I worked for over 20 years in a bank. Banks have a duty of care to protect customers from loss. In my opinion, the fraudster’s bank should be the one liable for the loss of money obtained by deception. A fraudster will either need genuine ID to open a bank account, in which case the fraudster can be traced and prosecuted. Or, the fraudster will use fake ID, which the bank should spot and reject. A fraudster can’t scam a victim out of money if they don’t have a bank account to receive the money. Banks have security checks in place to prevent accounts being opened fraudulently, or for fraudulent purposes. If a fraudster opens a bank account, it means that the bank has failed to complete the appropriate security checks. The bank’s inability to prevent the fraudster’s account being opened or being used for suspicious activity facilitates the crime, hence it should held be responsible for the victim’s loss.

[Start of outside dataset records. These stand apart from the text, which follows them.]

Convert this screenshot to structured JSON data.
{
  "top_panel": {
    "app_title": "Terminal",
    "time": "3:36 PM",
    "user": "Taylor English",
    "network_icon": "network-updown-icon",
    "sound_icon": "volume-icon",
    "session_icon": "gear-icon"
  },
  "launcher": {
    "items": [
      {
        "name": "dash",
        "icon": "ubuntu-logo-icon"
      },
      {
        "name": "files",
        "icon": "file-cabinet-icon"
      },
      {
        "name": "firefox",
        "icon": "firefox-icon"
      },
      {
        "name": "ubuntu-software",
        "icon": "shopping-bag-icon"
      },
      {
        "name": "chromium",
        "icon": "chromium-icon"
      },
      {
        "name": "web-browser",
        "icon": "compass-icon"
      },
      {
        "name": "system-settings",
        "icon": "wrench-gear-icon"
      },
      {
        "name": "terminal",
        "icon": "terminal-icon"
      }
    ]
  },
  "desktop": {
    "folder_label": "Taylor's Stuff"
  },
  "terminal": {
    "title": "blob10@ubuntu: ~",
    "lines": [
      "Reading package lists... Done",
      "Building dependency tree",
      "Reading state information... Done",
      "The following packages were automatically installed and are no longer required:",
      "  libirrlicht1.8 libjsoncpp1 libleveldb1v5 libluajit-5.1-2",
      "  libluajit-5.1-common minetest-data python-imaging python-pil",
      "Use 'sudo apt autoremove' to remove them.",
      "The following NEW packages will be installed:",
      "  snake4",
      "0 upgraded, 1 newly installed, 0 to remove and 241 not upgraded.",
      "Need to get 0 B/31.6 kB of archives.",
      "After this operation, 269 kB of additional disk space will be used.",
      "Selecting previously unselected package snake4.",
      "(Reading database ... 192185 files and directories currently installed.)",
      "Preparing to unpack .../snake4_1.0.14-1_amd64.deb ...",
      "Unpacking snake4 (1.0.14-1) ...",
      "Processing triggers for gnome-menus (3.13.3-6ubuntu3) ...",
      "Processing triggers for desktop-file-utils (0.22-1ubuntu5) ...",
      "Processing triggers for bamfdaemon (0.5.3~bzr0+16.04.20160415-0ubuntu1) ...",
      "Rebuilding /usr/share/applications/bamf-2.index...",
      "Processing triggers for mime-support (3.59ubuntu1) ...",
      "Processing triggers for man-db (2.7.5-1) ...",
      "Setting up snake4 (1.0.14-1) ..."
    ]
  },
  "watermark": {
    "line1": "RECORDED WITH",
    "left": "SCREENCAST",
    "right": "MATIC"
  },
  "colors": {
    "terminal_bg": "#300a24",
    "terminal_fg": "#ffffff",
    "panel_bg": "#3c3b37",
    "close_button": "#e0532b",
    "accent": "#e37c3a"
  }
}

If banks know they will be responsible for the loss, they will be more diligent in identifying fraudsters at the application stage.

Elizabeth Astley says:
21 December 2016

Hi I was scammed out of £8,200 from an advert in my local press have been down all the routs open to me to try and reclaim my money banks should be liable as even with proof from metropoleten police that the account I paid money to was opened by a person who was not registered at address given or indeed in this country so Barclays opening bank account policy’s are not very effective and financial ombudsman won’t do anything unless the grievance is with the bank you hold accounts with anything I can do I will I hope that the banks will be made to account for their shortfalls in opening of mule bank account s